There’s magic for the Royals in that number four.
By BOB DUTTON
The Kansas City Star
As in four runs being their demarcation line between victory and defeat. As in the number on Alex Gordon’s back.
It was Gordon on Wednesday night who produced a 4-3 walk-off victory over the Atlanta Braves with a one-out slicing blooper against Alex Wood that dropped safely into left field.
“I knew they were going to be fairly careful,” Gordon said. “You’ve got a base open late in the game like that, you’re going to not try to give them too much to hit. So I was just trying to stay simple.”
Gordon got just enough.
David Lough scampered home from second with the winning run. And, no, if you’re wondering, there was no hesitation from third-base coach Eddie Rodriguez in waving home Lough as happened last week in Cleveland.
“I ain’t going to make that mistake twice,” Lough said, “I call tell you that.”
The victory enabled the Royals to gain a split in the two-game series, which marked the Braves’ first visit to Kauffman Stadium since interleague play started in 1997.
“That’s a team that’s leading their division by five games,” manager Ned Yost said. “It’s a good feeling to get on a plane after a hard-fought win like that, and a walk-off win like that.”
The Royals open a four-game series tonight at Minnesota.
Atlanta held on for a 4-3 victory in Tuesday’s opener when the Royals couldn’t produce the tying run in the ninth after putting runners at fist and third with no outs.
Another tough loss loomed Wednesday after the Royals saw a 3-0 lead disappear in the seventh inning. Gordon and Lough saved them from that and produced a celebratory scrum between first and second.
“I was waiting for the barbecue sauce to hit my face, so I had it covered,” Gordon said, “It didn’t happen tonight.”

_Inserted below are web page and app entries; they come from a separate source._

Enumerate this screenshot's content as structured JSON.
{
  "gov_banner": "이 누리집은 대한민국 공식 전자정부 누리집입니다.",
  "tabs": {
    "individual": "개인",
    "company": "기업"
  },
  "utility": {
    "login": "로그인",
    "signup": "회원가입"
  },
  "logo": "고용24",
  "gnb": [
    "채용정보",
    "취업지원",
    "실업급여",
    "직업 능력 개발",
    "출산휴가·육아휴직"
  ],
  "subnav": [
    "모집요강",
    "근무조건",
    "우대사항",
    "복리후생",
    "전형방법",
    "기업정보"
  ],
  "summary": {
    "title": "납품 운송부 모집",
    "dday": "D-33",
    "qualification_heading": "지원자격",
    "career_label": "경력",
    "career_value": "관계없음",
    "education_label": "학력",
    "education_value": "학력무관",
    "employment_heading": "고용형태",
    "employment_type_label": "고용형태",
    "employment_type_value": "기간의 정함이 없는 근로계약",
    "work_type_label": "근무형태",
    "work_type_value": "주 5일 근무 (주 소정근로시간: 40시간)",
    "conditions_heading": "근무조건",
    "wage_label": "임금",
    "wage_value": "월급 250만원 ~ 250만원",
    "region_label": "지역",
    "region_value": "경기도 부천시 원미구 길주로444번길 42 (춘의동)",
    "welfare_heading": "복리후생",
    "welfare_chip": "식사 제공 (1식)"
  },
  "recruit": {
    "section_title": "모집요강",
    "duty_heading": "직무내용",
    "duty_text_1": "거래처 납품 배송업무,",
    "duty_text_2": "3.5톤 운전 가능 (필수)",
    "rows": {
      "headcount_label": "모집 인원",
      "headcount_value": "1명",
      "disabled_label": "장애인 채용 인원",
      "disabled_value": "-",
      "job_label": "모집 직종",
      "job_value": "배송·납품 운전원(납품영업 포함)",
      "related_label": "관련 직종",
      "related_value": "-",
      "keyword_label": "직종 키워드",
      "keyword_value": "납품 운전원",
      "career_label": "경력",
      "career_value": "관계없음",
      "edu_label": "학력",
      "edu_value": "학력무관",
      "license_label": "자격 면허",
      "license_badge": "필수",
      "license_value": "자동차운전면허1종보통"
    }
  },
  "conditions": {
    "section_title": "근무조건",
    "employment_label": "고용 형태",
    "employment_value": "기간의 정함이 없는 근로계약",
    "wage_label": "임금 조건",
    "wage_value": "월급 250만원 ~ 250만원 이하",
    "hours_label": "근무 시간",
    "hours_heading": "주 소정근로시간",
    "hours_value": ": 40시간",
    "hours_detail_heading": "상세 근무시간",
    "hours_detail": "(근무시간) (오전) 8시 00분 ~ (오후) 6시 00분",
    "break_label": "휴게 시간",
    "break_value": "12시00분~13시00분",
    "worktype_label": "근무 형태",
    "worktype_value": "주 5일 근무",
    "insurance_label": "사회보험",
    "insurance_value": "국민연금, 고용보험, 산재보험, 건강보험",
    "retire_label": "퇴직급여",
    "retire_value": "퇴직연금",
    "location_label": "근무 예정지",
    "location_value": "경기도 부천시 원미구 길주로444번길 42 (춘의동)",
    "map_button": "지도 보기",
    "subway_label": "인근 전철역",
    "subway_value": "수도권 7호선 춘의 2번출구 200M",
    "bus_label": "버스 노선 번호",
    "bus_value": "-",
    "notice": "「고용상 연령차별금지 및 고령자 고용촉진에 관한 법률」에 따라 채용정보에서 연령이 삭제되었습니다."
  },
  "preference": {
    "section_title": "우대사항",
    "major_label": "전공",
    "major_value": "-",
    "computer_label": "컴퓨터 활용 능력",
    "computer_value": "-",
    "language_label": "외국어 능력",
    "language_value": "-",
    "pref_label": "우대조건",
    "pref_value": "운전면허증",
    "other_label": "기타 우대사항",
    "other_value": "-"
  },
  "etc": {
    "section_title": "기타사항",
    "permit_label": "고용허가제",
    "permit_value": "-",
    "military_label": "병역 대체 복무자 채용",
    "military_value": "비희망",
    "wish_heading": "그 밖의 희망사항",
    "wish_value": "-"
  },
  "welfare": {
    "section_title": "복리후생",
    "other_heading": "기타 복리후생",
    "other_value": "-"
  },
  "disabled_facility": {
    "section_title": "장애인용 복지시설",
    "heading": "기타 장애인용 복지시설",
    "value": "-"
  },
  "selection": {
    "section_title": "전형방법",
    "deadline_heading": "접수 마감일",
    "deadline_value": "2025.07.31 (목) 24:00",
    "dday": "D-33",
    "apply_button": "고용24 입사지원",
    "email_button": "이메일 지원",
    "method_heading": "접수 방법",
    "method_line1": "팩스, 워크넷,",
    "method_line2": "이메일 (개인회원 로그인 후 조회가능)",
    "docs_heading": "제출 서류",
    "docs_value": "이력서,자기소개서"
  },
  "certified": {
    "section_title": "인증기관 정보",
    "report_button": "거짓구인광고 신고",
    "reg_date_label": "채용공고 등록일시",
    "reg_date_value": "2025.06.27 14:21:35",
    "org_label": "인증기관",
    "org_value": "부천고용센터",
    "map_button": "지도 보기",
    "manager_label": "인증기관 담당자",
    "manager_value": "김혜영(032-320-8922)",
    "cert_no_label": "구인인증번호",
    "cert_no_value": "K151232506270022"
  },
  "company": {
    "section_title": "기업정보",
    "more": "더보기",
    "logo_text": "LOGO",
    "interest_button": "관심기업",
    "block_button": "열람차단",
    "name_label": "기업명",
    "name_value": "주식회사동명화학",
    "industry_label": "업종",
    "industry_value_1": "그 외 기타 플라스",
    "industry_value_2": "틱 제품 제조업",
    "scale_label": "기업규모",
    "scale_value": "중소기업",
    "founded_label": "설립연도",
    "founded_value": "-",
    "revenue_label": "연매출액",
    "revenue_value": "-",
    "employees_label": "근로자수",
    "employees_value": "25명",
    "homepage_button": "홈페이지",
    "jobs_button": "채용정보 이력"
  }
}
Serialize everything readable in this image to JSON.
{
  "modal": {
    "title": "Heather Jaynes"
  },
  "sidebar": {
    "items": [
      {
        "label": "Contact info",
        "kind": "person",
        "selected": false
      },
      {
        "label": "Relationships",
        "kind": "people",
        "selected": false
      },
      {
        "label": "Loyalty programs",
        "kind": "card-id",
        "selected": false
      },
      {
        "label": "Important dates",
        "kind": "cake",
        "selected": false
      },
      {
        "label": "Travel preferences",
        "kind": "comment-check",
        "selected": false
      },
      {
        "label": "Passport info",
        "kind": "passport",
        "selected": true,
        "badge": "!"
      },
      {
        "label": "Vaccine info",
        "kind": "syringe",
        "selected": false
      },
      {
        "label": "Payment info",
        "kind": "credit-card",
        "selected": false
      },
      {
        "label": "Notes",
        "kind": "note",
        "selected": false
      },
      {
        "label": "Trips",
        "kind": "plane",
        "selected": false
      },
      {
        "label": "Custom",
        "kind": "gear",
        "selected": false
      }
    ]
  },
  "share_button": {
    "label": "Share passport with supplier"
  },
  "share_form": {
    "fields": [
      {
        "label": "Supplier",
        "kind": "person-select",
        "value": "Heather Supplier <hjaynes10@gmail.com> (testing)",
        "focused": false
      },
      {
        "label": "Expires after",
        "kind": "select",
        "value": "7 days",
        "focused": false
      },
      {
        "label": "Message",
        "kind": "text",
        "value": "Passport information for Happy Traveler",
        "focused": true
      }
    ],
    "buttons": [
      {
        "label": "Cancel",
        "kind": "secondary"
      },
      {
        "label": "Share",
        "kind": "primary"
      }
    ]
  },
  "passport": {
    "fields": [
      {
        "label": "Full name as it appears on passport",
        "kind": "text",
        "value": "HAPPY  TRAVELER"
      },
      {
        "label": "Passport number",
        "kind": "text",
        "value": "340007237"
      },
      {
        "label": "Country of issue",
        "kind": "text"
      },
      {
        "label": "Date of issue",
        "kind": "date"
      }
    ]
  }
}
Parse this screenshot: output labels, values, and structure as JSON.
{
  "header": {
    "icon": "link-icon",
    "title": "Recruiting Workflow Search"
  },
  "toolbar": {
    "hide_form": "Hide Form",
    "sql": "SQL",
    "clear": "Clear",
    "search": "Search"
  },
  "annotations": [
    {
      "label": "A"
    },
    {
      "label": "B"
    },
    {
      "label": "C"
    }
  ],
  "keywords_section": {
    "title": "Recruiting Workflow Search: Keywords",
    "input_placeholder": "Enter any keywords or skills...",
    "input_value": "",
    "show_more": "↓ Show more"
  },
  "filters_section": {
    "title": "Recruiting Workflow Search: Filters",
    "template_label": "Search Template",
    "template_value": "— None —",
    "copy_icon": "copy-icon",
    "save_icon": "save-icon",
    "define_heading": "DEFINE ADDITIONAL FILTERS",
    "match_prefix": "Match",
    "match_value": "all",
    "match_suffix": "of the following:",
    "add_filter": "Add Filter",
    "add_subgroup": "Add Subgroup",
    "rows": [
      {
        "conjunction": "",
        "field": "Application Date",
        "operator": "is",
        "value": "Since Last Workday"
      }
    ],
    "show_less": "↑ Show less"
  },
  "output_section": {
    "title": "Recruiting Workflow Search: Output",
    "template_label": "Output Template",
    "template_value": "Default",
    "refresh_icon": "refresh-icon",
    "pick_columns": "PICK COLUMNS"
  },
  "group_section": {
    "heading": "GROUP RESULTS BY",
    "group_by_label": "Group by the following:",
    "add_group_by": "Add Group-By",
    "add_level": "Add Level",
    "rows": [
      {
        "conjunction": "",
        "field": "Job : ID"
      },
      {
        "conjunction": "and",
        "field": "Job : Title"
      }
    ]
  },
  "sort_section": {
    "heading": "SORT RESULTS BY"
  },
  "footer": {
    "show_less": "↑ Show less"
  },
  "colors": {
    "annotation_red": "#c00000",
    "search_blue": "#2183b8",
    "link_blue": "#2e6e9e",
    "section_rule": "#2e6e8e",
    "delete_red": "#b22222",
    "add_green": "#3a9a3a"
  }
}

Lough started the winning rally by grounding a leadoff single up the middle against Wood, 0-2. Miguel Tejada’s sacrifice bunt moved Lough to second for the top of the order.
“I don’t remember my last one,” Tejada said. “But anything we need, I’ll do.”
Gordon’s game-winner got the Royals to their magical four-run threshold. They are 25-5 when they score at least four runs (and 11-34 when they don’t).
“We’ve been on an up-and-down pace lately,” he said. “We’re trying to be a little more consistent. We ended the homestand not too bad, so it’s a good win and, hopefully, it will continue in Minnesota.”
Aaron Crow, 4-3, got the victory after working out of a jam earlier in the inning. Jason Heyward led off with a single to left and, running on a 3-2 pitch, went to second on Justin Upton’s grounder to short.
That prompted an intentional walk to Freddie Freeman before the Royals got just what they needed when Gerald Laird grounded into a third-second-first double play.
“It never crossed my mind that I wouldn’t get out of it,” Crow said. “It was hit pretty hard, but Miggy (Tejada) made a good play. And Elliot (Johnson) stayed in there and made a great turn.”
That set the stage for Gordon’s walk-off winner. That was, perhaps, fitting since he had opened the game with a homer and also scored after a leadoff single in the third inning.
“You just got a good feeling about Alex,” Yost said. “He started the game off with the homer and ended up with a base hit and he’s come up clutch in those situations for us and he did it again tonight.”
Royals starter Luis Mendoza carried a three-hit shutout — and a 3-0 lead — into the seventh inning but worked himself into a jam by yielding successive one-out singles by Dan Uggla and Chris Johnson.
Andrelton Simmons’ grounder to short resulted in a force at second but turned over the lineup — and Yost sought a left-on-left matchup by bringing in Bruce Chen to face Jordan Shafer.
That prompted a counter move: Reed Johnson batted for Shafer.
Reed Johnson lined Chen’s first pitch into center for an RBI single. Chen jumped ahead 0-2 on Heyward before losing him to a walk. That loaded the bases and finished Chen.
In came Luke Hochevar to face Justin Upton in a matchup between the first overall picks in the 2006 and 2005 drafts. Upton lined a 1-1 pitch into center for a two-run single.
Lorenzo Cain threw out Heyward at third but not before Johnson scored the tying run. Mendoza’s night ended in a no-decision after allowing two runs and five hits in 62/3 innings.
Atlanta starter Mike Minor also got a no-decision for a line that showed three runs and nine hits in six innings.
Gordon got the Royals off to a quick start by driving Minor’s third pitch over the right-field wall for his first homer in 160 at-bats — dating to May 9 at Baltimore.
It was the Royals’ first leadoff homer since Aug. 11, 2012, when Gordon went deep — also at Baltimore. It was the 10th leadoff homer of his career, which matched Johnny Damon for the third-highest total in club history.
Willie Wilson and David DeJesus each had 11.
The Royals weren’t done.
Billy Butler raked a two-out double into the right-center gap and scored on Salvy Perez’s single to left. Shafer made a strong throw to the plate, but Butler kicked the ball from Laird’s glove on the slide.
Gordon started the third with a single and went to third on Alcides Escobar’s hit-and-run single into center, but the threat nearly fizzled when Escobar roamed too far off first on Eric Hosmer’s liner to short.
The result was a double play, but Butler served a two-out RBI single into right for a 3-0 lead that lasted until the seventh.
To reach Bob Dutton, Royals reporter for The Star, send email to firstname.lastname@example.org. Follow his updates at twitter.com/Royals_Report.